Mount Vernon March 23d 1787
I have receeved the 2 Vol. of your poetical works which you were so polite as to send me and for which I beg you to accept of my best thanks⟨.⟩ The Honor which you have done me in dedicating your book to me merits my grateful acknowledgements; altho’ I have refused many applications which have been made to dedicate litterary performances to me—yet I always wish to give every possible encouragement to those works of Genius which are the production of an American. Had I know[n] of your intention to publish your work I would with pleasure have become a subscriber. I am Sir Yr Most Obed. Hble Servt
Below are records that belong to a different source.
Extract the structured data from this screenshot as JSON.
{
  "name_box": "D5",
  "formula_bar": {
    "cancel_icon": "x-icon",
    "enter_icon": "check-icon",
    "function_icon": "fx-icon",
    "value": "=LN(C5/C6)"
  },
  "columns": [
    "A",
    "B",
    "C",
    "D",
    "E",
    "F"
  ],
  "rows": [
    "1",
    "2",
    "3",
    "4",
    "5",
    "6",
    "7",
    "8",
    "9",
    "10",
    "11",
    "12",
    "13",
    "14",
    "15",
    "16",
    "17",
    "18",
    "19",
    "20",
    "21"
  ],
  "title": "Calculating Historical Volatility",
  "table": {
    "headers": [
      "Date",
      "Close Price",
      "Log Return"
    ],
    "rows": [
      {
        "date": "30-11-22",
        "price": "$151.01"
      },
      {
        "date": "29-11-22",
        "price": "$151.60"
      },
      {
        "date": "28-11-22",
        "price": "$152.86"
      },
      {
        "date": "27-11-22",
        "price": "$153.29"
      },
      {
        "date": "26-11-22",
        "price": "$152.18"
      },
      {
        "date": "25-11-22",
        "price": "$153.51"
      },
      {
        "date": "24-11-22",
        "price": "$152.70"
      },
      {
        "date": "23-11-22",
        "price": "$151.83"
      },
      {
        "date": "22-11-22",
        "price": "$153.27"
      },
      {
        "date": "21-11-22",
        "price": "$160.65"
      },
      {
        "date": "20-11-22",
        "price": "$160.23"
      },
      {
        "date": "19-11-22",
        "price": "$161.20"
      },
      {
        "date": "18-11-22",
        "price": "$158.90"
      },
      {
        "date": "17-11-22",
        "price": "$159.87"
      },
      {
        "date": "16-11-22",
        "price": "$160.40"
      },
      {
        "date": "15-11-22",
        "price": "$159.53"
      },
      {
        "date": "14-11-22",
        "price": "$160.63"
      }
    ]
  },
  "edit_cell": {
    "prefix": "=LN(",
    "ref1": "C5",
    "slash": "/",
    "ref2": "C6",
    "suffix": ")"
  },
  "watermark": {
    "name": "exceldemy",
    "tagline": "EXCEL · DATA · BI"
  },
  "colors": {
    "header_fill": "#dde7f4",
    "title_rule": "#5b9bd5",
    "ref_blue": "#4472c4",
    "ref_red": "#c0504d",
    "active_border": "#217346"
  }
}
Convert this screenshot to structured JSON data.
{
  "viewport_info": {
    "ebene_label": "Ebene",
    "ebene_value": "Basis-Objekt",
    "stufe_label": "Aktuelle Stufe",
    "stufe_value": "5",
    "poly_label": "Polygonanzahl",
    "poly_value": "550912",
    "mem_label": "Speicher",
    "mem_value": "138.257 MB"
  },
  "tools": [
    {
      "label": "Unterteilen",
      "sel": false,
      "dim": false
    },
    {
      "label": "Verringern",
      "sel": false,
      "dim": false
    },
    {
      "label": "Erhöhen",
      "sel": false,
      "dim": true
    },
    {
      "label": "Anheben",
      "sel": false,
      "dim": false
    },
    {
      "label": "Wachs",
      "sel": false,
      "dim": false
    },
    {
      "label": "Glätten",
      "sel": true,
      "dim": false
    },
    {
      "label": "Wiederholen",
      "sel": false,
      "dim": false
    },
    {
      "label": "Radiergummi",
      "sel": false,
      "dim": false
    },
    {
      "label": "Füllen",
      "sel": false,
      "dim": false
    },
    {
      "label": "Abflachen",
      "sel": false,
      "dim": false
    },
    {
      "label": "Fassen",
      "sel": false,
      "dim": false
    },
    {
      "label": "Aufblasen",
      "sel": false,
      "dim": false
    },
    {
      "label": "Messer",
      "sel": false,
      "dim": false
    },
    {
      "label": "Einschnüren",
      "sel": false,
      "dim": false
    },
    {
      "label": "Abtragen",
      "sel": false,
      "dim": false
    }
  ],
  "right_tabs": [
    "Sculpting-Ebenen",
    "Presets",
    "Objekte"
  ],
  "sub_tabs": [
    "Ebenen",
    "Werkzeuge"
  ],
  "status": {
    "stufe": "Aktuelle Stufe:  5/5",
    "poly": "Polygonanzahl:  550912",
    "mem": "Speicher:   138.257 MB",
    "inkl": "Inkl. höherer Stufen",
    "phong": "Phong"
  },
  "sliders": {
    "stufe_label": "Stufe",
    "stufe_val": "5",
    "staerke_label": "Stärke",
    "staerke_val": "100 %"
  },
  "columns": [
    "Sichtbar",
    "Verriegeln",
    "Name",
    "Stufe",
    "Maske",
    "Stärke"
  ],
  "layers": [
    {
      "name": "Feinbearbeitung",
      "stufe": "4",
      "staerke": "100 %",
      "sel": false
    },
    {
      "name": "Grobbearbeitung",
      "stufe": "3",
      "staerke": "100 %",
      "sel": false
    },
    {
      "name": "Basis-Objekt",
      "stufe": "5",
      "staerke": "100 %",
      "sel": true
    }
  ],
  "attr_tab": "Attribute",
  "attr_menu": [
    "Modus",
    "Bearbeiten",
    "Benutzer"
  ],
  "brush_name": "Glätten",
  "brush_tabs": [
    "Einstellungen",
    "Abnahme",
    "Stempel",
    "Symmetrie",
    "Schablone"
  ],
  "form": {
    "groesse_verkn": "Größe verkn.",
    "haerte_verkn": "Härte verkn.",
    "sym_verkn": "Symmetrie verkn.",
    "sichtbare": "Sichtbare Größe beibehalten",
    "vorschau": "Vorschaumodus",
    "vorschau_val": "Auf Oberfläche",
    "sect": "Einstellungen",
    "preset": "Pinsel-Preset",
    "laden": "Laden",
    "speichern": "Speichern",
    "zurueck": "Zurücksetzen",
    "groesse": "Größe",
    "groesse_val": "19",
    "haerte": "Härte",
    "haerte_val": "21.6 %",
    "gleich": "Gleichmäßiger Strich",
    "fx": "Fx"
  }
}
John Parke (1754–1789), of Poplar Grove, Kent County, Del., served as a lieutenant colonel in the Continental army until 1778. He had Eleazar Oswald of Philadelphia print for him in 1786 his The Lyric Works of Horace, Translated into English Verse: To Which Are Added a Number of Original Poems. Included in the volume is a pastoral play set at Mount Vernon with Washington as Daphnis surrounded by singing shepherds and shepherdesses, hunters and huntresses. The poem is entitled: Virginia: A Pastoral Drama, on the Birth-Day of an Illustrious Personage and the Return of Peace, February 11th, 1784. Parke dedicated the volume “To his excellency, George Washington, Esq. L.L.D. late General and Commander in Chief of the Armies of the United States of America, Marechal of France, &c. &c. &c.” (Griffin, Boston Athenæum Collection, description begins Appleton P. C. Griffin, comp. A Catalogue of the Washington Collection in the Boston Athenæum. Cambridge, Mass., 1897. description ends 159–60).